The problem >> Search the entries for the word "subtitle" and report each line that has it.

Record excerpts >>
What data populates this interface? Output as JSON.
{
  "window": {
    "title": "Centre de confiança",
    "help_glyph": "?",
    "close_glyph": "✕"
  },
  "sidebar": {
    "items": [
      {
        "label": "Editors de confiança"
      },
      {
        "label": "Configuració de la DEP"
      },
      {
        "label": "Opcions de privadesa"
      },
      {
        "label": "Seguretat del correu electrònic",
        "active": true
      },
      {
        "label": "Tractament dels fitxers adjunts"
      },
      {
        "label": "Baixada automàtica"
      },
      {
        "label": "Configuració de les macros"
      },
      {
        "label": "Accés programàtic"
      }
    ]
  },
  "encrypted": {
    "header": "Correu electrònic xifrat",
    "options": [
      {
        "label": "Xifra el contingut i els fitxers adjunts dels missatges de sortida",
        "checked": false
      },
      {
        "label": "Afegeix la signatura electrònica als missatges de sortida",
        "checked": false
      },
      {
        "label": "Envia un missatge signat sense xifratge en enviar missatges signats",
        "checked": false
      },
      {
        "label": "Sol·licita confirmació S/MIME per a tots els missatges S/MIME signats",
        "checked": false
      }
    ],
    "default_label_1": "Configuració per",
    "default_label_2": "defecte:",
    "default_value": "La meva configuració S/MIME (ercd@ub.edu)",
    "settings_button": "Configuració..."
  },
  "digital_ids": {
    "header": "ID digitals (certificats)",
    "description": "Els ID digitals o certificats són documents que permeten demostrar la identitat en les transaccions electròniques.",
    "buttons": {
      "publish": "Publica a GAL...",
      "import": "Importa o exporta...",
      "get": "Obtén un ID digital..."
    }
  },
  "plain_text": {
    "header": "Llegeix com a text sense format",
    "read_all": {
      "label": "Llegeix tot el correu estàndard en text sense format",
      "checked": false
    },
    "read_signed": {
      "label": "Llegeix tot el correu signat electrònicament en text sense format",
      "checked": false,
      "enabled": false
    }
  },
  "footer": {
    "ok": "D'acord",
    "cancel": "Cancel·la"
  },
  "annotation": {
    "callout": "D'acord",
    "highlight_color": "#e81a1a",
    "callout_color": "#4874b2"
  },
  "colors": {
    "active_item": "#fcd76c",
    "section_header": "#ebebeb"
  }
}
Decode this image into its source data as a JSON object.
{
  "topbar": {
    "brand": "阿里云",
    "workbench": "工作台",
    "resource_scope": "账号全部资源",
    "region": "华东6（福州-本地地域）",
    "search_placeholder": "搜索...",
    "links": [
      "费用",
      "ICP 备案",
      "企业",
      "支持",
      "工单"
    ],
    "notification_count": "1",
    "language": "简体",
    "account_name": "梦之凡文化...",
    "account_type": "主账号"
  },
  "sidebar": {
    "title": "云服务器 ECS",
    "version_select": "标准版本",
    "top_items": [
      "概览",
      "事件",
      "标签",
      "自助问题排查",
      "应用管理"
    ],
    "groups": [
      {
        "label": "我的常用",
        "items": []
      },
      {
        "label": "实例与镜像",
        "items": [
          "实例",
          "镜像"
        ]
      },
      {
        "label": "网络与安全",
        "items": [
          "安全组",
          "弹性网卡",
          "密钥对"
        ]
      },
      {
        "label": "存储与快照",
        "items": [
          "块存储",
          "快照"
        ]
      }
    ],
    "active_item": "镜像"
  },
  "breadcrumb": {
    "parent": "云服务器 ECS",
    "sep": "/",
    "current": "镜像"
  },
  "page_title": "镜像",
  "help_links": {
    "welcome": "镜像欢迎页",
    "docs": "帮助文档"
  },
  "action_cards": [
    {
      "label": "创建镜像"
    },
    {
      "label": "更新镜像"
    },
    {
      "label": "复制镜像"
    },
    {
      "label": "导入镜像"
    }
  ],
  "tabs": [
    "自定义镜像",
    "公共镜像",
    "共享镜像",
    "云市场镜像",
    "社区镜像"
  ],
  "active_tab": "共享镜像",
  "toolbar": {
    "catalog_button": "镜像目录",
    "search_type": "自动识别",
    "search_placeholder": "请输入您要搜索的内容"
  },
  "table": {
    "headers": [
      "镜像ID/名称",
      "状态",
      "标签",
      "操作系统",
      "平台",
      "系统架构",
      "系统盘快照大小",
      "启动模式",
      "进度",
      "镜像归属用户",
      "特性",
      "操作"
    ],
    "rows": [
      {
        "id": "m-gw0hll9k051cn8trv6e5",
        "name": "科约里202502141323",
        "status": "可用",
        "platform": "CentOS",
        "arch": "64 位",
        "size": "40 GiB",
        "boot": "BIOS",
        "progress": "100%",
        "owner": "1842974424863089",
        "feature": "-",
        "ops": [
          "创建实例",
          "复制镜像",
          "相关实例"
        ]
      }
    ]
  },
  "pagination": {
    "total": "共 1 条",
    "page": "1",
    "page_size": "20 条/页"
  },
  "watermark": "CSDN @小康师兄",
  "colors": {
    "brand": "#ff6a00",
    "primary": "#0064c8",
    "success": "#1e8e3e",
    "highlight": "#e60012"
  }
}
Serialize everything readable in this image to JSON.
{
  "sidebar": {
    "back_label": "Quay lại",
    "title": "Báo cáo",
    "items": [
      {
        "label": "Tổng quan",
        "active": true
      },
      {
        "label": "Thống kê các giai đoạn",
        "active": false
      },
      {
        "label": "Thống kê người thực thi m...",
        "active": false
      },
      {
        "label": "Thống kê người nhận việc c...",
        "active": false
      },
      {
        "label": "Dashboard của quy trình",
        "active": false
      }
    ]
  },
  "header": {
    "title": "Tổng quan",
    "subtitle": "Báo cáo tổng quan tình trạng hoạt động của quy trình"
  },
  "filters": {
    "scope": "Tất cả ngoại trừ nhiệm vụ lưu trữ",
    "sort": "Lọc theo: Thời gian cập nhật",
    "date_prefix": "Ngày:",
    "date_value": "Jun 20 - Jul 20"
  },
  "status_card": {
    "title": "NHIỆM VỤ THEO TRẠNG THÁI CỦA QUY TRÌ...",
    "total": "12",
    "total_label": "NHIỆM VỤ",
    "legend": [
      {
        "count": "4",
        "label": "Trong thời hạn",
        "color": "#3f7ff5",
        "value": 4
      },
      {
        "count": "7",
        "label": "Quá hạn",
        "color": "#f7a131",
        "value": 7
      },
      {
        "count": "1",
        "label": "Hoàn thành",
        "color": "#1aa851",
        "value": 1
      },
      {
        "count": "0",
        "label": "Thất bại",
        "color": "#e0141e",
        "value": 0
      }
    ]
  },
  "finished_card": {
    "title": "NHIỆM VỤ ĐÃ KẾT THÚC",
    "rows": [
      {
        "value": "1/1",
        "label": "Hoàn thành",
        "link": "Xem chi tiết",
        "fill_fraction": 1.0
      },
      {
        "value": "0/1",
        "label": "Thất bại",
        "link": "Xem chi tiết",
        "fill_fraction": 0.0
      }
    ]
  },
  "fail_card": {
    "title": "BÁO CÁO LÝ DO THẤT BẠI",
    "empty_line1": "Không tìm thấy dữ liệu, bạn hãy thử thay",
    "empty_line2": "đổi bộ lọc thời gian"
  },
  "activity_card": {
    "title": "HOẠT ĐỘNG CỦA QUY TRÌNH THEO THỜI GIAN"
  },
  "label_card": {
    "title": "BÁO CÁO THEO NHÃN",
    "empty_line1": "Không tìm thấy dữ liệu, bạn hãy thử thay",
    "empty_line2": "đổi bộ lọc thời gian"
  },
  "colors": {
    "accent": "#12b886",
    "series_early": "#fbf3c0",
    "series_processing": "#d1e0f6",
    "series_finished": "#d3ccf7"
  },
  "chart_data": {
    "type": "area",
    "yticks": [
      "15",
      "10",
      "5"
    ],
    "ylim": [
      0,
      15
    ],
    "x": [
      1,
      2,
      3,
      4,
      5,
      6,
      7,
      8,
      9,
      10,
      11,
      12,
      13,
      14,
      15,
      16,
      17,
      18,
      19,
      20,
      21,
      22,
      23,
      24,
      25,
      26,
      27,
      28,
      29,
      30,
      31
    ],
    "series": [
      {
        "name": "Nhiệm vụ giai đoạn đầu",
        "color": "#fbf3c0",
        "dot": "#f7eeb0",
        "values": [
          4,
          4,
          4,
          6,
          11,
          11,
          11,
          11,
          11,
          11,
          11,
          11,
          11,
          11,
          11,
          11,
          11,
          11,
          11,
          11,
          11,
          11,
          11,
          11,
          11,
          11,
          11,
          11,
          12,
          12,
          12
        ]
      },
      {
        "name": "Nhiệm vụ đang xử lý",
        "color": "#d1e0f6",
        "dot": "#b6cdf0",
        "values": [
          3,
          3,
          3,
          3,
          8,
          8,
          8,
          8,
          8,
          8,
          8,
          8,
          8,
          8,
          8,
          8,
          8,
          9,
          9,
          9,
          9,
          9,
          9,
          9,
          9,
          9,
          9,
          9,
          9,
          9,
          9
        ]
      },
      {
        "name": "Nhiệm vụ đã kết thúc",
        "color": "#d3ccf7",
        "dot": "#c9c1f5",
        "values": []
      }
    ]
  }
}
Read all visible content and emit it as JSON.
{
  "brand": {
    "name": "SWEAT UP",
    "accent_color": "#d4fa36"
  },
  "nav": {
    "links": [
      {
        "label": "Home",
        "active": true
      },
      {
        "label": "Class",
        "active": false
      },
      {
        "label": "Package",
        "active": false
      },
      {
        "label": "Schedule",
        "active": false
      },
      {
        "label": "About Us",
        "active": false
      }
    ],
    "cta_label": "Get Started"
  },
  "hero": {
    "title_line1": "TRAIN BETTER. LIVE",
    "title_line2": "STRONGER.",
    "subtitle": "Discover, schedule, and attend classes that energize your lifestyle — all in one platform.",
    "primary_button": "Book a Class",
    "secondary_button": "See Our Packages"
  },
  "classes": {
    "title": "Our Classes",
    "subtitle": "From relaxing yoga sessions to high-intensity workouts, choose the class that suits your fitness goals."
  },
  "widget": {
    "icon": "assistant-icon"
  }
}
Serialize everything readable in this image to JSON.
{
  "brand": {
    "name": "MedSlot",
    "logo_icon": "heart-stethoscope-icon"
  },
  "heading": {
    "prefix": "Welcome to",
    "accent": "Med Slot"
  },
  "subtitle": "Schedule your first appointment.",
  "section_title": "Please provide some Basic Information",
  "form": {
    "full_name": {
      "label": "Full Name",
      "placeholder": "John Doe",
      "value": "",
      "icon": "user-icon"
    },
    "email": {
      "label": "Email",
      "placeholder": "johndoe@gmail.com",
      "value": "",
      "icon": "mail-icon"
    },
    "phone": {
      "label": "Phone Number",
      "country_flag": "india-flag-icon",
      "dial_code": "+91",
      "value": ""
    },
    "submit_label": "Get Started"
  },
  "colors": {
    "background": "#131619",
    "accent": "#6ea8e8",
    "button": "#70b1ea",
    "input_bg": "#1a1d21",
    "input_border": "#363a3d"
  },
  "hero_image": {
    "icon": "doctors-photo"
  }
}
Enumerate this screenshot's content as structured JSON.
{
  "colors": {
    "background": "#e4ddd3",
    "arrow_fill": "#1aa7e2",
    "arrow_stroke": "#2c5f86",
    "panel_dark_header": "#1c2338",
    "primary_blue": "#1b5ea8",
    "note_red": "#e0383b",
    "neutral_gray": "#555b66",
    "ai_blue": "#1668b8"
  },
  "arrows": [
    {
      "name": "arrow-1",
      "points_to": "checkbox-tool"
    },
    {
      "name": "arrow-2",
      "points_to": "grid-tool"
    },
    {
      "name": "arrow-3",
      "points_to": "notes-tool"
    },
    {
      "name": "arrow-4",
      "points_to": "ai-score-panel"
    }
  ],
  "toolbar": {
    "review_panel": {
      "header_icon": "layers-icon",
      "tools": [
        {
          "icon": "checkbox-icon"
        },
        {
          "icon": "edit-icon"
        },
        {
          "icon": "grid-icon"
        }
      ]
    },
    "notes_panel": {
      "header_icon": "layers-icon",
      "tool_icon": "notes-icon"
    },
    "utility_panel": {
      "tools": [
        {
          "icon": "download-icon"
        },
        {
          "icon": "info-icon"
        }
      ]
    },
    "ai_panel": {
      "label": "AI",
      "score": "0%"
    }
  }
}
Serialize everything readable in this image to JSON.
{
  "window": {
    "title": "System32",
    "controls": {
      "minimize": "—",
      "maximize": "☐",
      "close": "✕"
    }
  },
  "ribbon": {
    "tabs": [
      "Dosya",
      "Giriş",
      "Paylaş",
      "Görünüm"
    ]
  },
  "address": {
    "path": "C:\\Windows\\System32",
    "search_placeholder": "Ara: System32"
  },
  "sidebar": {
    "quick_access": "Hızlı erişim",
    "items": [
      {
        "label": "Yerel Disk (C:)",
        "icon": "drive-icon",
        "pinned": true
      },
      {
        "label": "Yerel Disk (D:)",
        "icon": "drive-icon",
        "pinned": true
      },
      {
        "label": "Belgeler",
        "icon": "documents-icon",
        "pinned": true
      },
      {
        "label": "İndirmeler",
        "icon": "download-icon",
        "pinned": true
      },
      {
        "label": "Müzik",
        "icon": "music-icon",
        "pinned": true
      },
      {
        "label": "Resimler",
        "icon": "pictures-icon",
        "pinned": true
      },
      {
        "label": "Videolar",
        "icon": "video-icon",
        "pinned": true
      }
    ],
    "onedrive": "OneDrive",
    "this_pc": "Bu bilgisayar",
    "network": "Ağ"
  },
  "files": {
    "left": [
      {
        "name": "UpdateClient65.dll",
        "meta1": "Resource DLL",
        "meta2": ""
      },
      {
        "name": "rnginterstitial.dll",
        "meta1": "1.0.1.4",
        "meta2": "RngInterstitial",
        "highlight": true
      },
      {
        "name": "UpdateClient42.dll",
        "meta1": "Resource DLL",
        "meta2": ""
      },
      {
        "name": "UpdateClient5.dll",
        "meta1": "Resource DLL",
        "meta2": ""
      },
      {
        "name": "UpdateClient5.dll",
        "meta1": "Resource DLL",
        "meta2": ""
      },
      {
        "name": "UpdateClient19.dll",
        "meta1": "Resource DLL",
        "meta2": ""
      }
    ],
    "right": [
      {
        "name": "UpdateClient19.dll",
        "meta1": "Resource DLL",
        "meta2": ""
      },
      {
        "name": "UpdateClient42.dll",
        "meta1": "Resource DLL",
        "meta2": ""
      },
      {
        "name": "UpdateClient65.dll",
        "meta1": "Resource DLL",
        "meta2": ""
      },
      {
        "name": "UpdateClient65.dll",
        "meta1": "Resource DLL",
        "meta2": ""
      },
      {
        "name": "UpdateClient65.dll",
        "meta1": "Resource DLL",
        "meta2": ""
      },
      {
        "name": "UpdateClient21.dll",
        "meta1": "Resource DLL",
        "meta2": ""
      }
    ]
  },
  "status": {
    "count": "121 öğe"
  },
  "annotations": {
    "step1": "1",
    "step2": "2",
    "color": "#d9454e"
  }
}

Reply to the exercise >>
    "subtitle": "Báo cáo tổng quan tình trạng hoạt động của quy trình"
    "subtitle": "Discover, schedule, and attend classes that energize your lifestyle — all in one platform.",
    "subtitle": "From relaxing yoga sessions to high-intensity workouts, choose the class that suits your fitness goals."
  "subtitle": "Schedule your first appointment.",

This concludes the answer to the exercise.